In order to observe the ultrafast electron motion in the inner shells of atoms with short light pulses, the pulses must not only be ultrashort, but very...

Im Focus: Good vibrations feel the force

A group of researchers led by Andrea Cavalleri at the Max Planck Institute for Structure and Dynamics of Matter (MPSD) in Hamburg has demonstrated a new method enabling precise measurements of the interatomic forces that hold crystalline solids together. The paper Probing the Interatomic Potential of Solids by Strong-Field Nonlinear Phononics, published online in Nature, explains how a terahertz-frequency laser pulse can drive very large deformations of the crystal.

By measuring the highly unusual atomic trajectories under extreme electromagnetic transients, the MPSD group could reconstruct how rigid the atomic bonds are...

Im Focus: Developing reliable quantum computers

International research team makes important step on the path to solving certification problems

Quantum computers may one day solve algorithmic problems which even the biggest supercomputers today can’t manage. But how do you test a quantum computer to...

Im Focus: In best circles: First integrated circuit from self-assembled polymer

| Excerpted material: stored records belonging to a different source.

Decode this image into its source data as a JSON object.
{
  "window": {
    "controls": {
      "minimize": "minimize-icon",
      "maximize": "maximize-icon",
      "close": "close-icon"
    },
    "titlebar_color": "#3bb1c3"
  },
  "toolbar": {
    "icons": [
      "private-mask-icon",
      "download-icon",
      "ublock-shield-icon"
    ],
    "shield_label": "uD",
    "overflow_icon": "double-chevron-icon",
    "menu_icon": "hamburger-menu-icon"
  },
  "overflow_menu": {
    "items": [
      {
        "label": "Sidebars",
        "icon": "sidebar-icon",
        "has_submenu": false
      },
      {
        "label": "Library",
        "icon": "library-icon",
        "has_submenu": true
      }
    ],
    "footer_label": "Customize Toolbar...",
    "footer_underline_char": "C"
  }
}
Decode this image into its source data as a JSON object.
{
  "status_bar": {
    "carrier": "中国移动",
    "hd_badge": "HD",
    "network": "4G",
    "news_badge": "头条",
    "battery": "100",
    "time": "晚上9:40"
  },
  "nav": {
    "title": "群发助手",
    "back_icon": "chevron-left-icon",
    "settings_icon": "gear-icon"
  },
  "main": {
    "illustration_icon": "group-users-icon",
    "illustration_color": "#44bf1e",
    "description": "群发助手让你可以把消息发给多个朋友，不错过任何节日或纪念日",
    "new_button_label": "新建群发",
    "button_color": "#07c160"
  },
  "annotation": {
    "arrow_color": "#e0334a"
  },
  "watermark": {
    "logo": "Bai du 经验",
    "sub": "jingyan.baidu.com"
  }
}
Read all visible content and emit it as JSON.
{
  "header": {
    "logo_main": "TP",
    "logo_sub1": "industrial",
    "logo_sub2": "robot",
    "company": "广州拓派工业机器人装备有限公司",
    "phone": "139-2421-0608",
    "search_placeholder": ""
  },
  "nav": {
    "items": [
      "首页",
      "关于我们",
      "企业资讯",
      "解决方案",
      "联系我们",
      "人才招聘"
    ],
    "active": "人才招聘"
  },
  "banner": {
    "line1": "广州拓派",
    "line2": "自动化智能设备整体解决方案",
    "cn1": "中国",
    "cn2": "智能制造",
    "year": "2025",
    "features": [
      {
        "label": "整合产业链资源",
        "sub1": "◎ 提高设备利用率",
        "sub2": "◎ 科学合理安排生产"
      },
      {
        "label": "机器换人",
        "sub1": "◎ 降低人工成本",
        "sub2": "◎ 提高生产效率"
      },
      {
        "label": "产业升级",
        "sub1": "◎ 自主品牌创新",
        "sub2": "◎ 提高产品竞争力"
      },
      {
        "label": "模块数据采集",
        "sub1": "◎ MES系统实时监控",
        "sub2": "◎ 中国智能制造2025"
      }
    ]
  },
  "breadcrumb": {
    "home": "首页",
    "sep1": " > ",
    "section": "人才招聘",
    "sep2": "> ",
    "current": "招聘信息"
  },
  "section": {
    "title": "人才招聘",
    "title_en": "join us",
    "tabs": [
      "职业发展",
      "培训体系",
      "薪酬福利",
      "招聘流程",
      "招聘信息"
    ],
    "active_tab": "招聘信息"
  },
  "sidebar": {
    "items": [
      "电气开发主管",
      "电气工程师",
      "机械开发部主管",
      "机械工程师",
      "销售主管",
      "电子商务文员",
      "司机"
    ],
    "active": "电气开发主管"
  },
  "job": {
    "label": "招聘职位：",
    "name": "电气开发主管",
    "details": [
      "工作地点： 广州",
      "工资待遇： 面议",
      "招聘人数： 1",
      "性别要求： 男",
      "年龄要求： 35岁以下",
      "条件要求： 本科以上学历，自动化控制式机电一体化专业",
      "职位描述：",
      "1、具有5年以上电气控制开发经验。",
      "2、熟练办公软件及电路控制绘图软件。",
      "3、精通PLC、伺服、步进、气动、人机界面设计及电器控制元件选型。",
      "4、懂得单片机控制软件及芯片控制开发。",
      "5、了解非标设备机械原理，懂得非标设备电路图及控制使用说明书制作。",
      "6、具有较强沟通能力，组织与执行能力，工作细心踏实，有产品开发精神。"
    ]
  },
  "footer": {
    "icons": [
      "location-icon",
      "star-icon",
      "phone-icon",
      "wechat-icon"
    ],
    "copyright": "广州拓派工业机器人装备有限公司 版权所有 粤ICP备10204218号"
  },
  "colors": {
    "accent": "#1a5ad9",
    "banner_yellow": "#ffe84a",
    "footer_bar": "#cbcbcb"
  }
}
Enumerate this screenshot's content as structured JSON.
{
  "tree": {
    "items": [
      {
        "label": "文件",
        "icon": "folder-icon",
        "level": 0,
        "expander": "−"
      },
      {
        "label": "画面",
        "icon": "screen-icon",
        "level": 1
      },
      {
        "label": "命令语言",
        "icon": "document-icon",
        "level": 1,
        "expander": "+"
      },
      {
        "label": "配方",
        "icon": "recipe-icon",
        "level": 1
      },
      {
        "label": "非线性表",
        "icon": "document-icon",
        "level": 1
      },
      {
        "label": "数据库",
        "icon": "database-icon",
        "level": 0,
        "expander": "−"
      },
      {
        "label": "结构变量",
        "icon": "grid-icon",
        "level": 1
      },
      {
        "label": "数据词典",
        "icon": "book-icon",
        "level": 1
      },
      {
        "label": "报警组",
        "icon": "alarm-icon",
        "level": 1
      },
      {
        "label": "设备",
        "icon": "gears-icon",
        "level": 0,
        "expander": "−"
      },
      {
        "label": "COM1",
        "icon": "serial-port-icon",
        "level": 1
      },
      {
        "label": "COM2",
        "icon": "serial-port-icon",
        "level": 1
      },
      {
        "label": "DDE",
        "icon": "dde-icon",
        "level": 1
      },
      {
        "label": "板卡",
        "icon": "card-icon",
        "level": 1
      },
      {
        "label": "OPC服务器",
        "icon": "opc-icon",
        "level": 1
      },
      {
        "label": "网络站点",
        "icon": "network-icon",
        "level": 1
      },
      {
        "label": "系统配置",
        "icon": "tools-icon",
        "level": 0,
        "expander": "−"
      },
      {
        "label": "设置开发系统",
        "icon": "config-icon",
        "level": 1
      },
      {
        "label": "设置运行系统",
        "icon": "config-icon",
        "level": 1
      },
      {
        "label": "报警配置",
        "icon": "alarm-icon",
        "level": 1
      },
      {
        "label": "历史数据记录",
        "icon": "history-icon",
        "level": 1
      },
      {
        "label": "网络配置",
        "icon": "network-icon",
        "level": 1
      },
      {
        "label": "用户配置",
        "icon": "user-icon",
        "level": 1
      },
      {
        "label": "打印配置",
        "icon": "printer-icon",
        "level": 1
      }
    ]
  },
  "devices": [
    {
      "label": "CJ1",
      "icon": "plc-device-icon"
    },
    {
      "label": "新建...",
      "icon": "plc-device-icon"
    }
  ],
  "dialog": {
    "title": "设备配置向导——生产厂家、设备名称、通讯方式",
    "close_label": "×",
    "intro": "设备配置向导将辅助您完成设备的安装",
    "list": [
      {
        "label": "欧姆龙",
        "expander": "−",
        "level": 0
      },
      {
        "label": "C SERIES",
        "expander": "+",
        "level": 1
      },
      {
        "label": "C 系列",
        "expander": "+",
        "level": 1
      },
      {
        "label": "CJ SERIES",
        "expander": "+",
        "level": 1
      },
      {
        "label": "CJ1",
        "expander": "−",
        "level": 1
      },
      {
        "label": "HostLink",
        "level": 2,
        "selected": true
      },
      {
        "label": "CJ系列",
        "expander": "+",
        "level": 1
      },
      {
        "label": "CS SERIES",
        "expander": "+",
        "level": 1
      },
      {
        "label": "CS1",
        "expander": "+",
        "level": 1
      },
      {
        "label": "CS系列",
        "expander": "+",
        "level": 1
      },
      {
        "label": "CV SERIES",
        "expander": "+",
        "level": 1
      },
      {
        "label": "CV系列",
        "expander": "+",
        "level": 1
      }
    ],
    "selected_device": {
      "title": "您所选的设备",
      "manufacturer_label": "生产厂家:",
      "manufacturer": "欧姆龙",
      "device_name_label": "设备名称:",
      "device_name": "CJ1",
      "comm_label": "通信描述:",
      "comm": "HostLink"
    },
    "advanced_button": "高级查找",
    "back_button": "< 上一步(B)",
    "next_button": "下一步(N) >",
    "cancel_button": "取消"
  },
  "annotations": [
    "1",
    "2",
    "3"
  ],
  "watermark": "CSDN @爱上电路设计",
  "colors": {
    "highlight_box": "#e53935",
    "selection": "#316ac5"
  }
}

For the first time, a team of researchers at the Max-Planck Institute (MPI) for Polymer Research in Mainz, Germany, has succeeded in making an integrated circuit (IC) from just a monolayer of a semiconducting polymer via a bottom-up, self-assembly approach.

In the self-assembly process, the semiconducting polymer arranges itself into an ordered monolayer in a transistor. The transistors are binary switches used...

Im Focus: Demonstration of a single molecule piezoelectric effect

Breakthrough provides a new concept of the design of molecular motors, sensors and electricity generators at nanoscale

Researchers from the Institute of Organic Chemistry and Biochemistry of the CAS (IOCB Prague), Institute of Physics of the CAS (IP CAS) and Palacký University...

All Focus news of the innovation-report >>>

Anzeige

Anzeige

VideoLinks
Industry & Economy
Event News

2nd International Conference on High Temperature Shape Memory Alloys (HTSMAs)

15.02.2018 | Event News

Aachen DC Grid Summit 2018

13.02.2018 | Event News

How Global Climate Policy Can Learn from the Energy Transition

12.02.2018 | Event News

 
Latest News

Basque researchers turn light upside down

23.02.2018 | Physics and Astronomy

Finnish research group discovers a new immune system regulator

23.02.2018 | Health and Medicine

Attoseconds break into atomic interior

23.02.2018 | Physics and Astronomy

VideoLinks
Science & Research
Overview of more VideoLinks >>>